Video chats with our doctor could be the future if West Cheshire GPs win a slice of £50m Government funding.
The Prime Minister’s Challenge Fund will set up at least nine pilots across England to support the spread of innovation.
This could mean more flexible opening hours at GP surgeries but also greater use of technology which could eventually lead to Skype consultations for patients.
The outcome of the cash bid by 31 local surgeries will be known later this month and West Cheshire Clinical Commissioning Group will match-fund the project or work alone if the application is unsuccessful.
Dr Huw Charles-Jones, chairman of the West Cheshire CCG and a Lache GP, said: “The whole NHS is changing to get care out of hospitals more into the community, so general practice has to respond to that.”
He added: “In my own practice group, we use web-based booking for appointments, people order repeat prescriptions on email – so using the practice website as a portal into the practice.
“Over the past few years there’s been a growing use of phone consultations.
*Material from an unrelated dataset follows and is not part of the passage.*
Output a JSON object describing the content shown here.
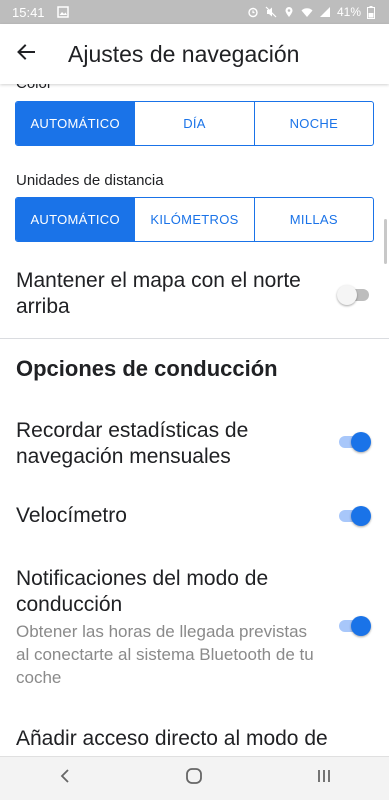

If you talk to some patients they find it a bit difficult because if you’re working as a teacher or on a production line so you can’t take that call back very easily.
“But a lot of people quite like the fact they can phone up their GP, get it sorted out, if they don’t actually need a face-to face consultation.
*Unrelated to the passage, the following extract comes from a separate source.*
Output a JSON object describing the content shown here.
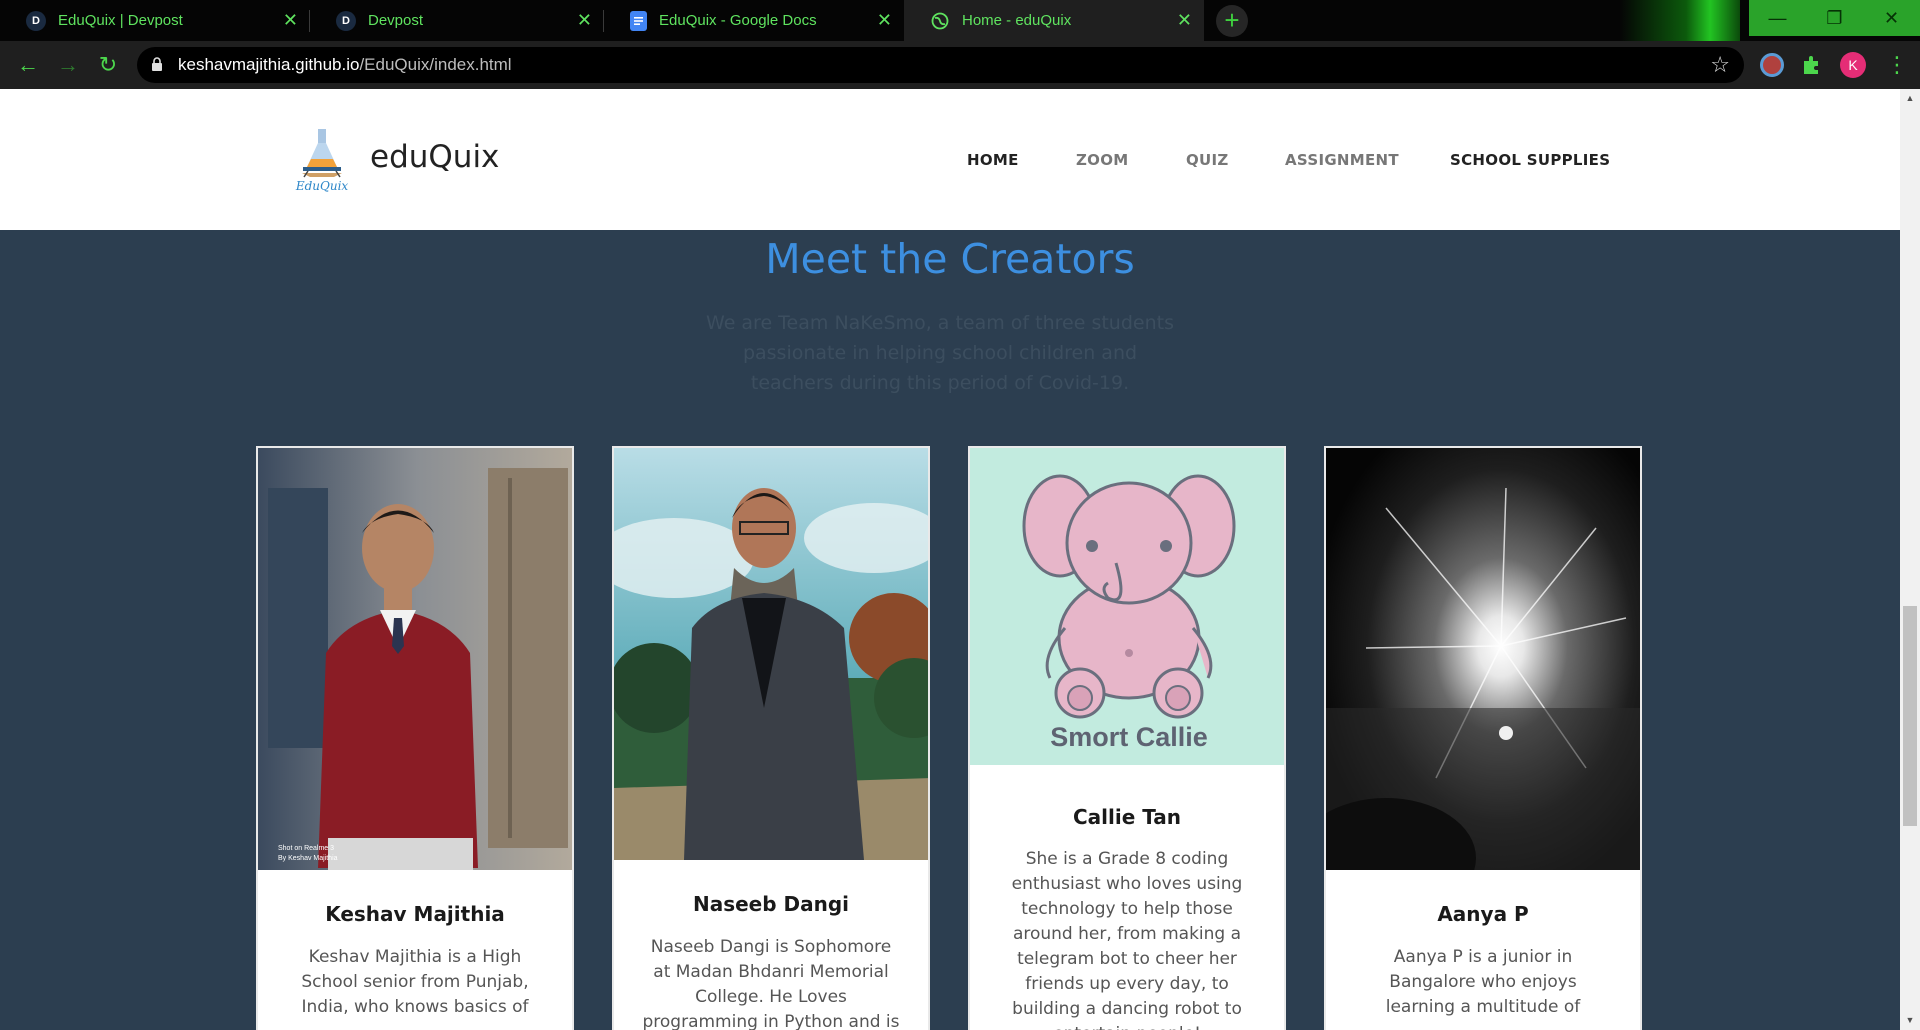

“And then there are some of the even newer technologies that are used, things like using Skype consultations.
“We are seeing with community nurses, who may be going to see a patient with a leg ulcer and they want an opinion on it.
“It’s really good to be able to use the mobile technology and get an opinion that way. There are one or two places in the country where they are actually having Skype consultations with the GP.
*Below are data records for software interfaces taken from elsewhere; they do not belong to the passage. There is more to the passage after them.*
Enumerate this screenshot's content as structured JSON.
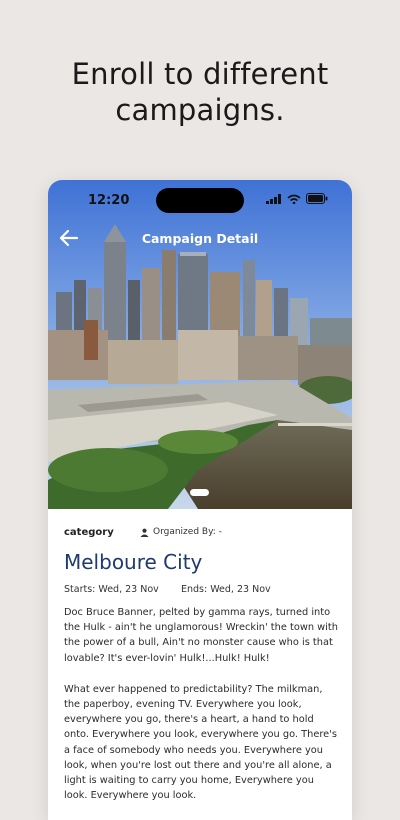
{
  "headline": {
    "line1": "Enroll to different",
    "line2": "campaigns."
  },
  "status_bar": {
    "time": "12:20",
    "icons": [
      "signal-icon",
      "wifi-icon",
      "battery-icon"
    ]
  },
  "app_bar": {
    "back_icon": "arrow-left-icon",
    "title": "Campaign Detail"
  },
  "campaign": {
    "category_label": "category",
    "organized_by": "Organized By: -",
    "title": "Melboure City",
    "starts": "Starts: Wed, 23 Nov",
    "ends": "Ends: Wed, 23 Nov",
    "description_p1": "Doc Bruce Banner, pelted by gamma rays, turned into the Hulk - ain't he unglamorous! Wreckin' the town with the power of a bull, Ain't no monster cause who is that lovable? It's ever-lovin' Hulk!...Hulk! Hulk!",
    "description_p2": "What ever happened to predictability? The milkman, the paperboy, evening TV. Everywhere you look, everywhere you go, there's a heart, a hand to hold onto. Everywhere you look, everywhere you go. There's a face of somebody who needs you. Everywhere you look, when you're lost out there and you're all alone, a light is waiting to carry you home, Everywhere you look. Everywhere you look."
  },
  "colors": {
    "page_background": "#ebe7e4",
    "title_color": "#1e3a6e"
  }
}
“I think certainly in Chester that would be some way off at the moment but at some point we’d like to think we could go down that route.”
Chief officer Alison Lee added: “You’ve got the older demographic, but even people like that are getting into iPads and other technology and there’s potential, but most of the older people we talk to still want that face-to-face consultation with their GP.
“But then you get right to the younger generation who won’t even know who their GP is any more. They are going to want that more instant access through the mobile devices we all use.”